thy shoes from thy feet; for the place where known the will of God. The mere name, therefore, can determine nothing about the nature of
thou standest is holy ground. the messenger. That same might be applied to
Josh. v. 15. Eccl. v. 1. any messenger, even an inanimate object. The nature and character of this messenger are to be Then said the Lord, &c.-In Exod. iii. this is determined by other considerations. The word introduced in a different order, as being spoken may denote that the bush on fire was the mes before God said, “ I am the God,” &c. Put out senger. But a comparison with the other places thy shoes, &c.-(Exod. iii. 5.) To put off the wbere this occurs will show that it was a celestial shoes, or sandals, was an act of reverence. Esmessenger, and perhaps that it was the Messiah pecially the ancients were not permitted to enter who was yet to come, appearing to take the a temple or holy place with their shoes on. Inpeorle of Israel under his own charge and direc- deed, it was customary for the Jews to remove tion. Comp. John i. 11, where the Jews are their shoes whenever they entered any house, as called "his own." In Exod. iii. 2, it is said that a mere matter of civility. Comp. Notes, John the angel of the Lord appeared in a flame of xiii. 5. See Josh. v. 15. Is holy ground. Is fire; in ver. 4, it is said that Jehovah spake to rendered sacred by the symbol of the Divine prehim out of the midst of the bush ; language sence. We should enter the sanctuary, the place which implies that God was there, and which is set apart for divine worship, not only with rever
rongly expressive of the doctrine that the angelence in our hearts, but with every external indiwas Jebovah. In Exod. xxiii. 20, 21, God says, cation of veneration. Solemn awe, and deep ** I send an angel before thee, to keep thee in the seriousness, become the place set apart to the way, and to bring thee into the place which I service of God. have prepared. Beware of him and obey his voice, &c. (Ver. 23 ; xxxii. 34 ; xxxiii. 2.) In Ver. 34. I have seen, I have seen the affliction all these places this angel is mentioned as an
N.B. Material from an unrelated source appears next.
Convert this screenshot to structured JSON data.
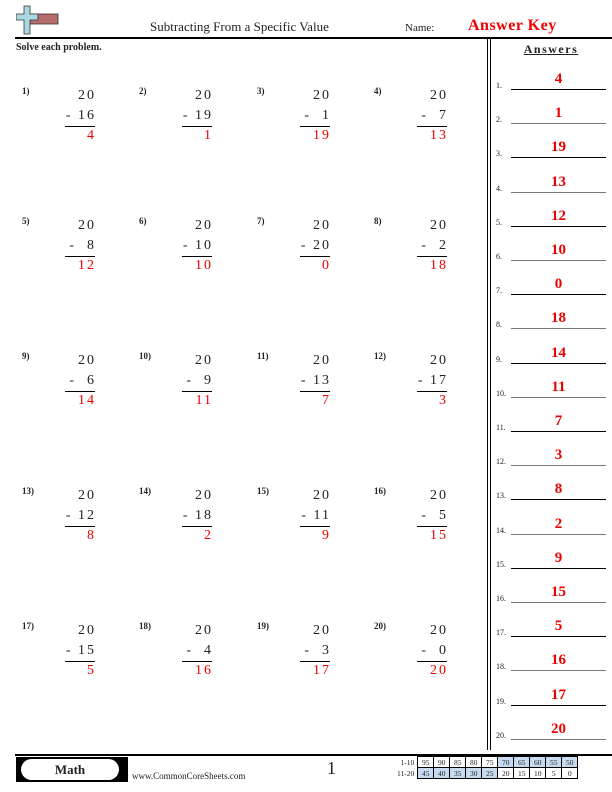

of my people which is in Egypt, and I have extraordinary messenger to conduct them to the lard of Canaan. He was to guide them, defend
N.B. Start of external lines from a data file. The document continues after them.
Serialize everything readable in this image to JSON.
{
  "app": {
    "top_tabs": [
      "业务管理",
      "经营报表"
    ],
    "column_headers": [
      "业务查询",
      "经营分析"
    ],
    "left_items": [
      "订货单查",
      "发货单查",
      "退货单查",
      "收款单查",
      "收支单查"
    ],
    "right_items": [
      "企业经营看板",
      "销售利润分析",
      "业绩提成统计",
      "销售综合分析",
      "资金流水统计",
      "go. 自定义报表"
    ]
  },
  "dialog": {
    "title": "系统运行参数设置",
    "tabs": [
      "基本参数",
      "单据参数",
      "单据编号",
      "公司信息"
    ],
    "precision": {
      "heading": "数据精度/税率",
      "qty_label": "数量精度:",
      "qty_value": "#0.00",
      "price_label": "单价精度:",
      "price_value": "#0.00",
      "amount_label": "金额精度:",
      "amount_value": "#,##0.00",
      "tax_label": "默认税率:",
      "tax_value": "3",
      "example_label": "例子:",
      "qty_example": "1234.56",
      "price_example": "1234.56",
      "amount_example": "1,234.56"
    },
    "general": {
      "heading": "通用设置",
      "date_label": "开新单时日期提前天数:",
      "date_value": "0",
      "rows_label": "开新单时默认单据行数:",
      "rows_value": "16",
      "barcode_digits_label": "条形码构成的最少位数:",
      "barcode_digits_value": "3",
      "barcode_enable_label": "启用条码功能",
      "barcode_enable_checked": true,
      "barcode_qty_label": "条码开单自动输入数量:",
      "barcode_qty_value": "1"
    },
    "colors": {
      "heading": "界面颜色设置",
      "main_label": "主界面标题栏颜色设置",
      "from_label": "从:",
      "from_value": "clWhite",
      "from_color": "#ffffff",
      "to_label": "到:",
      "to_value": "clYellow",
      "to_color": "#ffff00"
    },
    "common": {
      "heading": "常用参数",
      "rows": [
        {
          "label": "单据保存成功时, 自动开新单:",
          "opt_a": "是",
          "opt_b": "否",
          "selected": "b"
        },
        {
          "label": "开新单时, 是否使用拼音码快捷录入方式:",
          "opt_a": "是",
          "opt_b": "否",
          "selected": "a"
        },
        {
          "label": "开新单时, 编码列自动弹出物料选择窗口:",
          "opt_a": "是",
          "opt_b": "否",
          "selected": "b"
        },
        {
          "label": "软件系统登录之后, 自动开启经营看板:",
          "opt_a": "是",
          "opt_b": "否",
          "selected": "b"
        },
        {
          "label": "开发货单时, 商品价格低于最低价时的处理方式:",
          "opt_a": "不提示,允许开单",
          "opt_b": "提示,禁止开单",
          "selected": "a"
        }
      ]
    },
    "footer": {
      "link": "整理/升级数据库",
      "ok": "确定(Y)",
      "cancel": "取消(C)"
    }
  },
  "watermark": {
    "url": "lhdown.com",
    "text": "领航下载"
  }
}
heard their groaning, and am come down to thein, and drive out the nations before them.
deliver them: and now come, I will send All these circumstances seem to point to the thee into Egypt. corclusion that this was no other than the future Deliverer of the world, who came then to take I have seen, &c.-The repetition of this word his people under his own guidance, as emblematic is in accordance with the usage of the Hebrew of the future redemption of mankind. In a flame writers when they wish to represent any thing of fire.-That is, in what appeared to be a flame emphatically. Their groaning.-Under their opof fire. The bush or clump of trees seemed to pressions. Am come down. -- This is spoken in te on fire, or to be illuminated with a peculiar accordance with human conceptions. It means perdour. God is often represented as encom- | that God was about to deliver them. I will send used with this splendour, or glory. (Luke ii. / thee, &c.- This is a mere summary of what is 9. Matt. xvii. 1-5. Acts ix. 3 ; xii. 7.) In a expressed at much greater length in Exod. iii. bush. In a grove, or clump of trees. Probably | 7—10. the light was seen issuing from the midst of such a grore.
| VER. 35. This Moses, whom they refused, (say
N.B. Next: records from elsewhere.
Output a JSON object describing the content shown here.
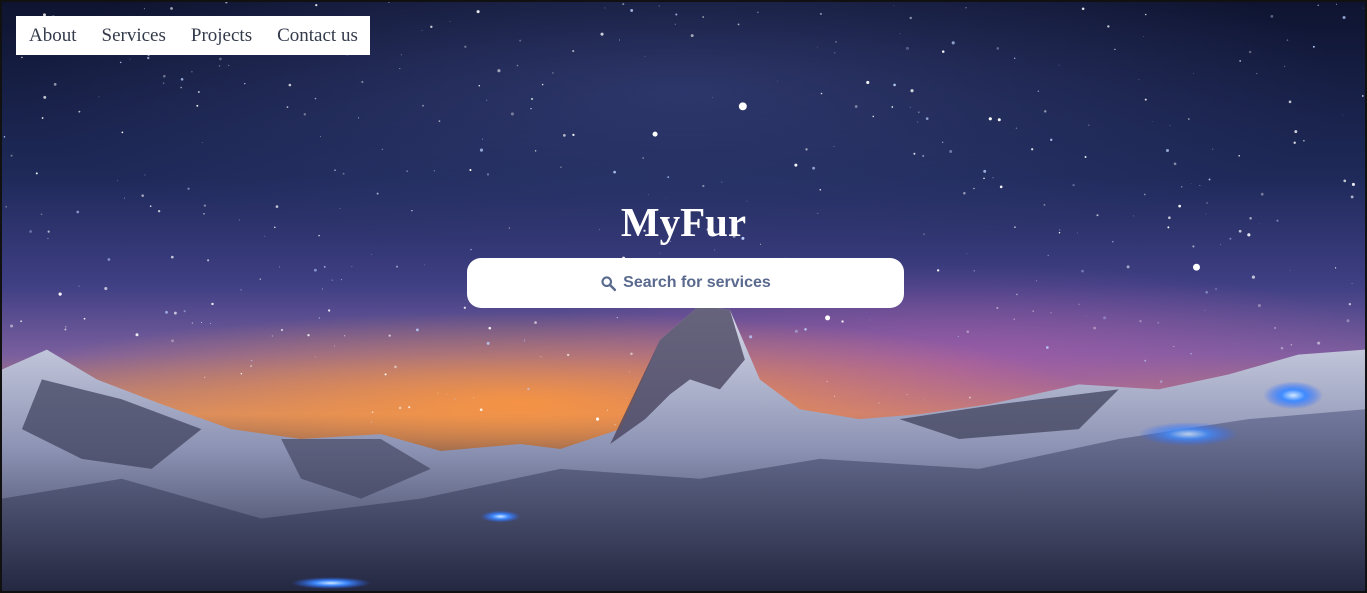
{
  "nav": {
    "items": [
      {
        "label": "About"
      },
      {
        "label": "Services"
      },
      {
        "label": "Projects"
      },
      {
        "label": "Contact us"
      }
    ]
  },
  "hero": {
    "title": "MyFur",
    "search": {
      "placeholder": "Search for services",
      "icon": "search-icon"
    }
  },
  "colors": {
    "nav_bg": "#ffffff",
    "nav_text": "#333a4a",
    "title": "#ffffff",
    "search_text": "#5a6a8e"
  }
}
ing, Who made thee a ruler and a judge?) the VER. 31. When Moses saw it, he wondered at same did God send to be a ruler and a deliverer,
the sight: and as he drew near to behold it, by the hand of the < angel which appeared to the voice of the Lord came unto him,
him in the bush.
9 Exod. xiv. 19. Numb. xx. 16. II wondered, &c.--What particularly attracted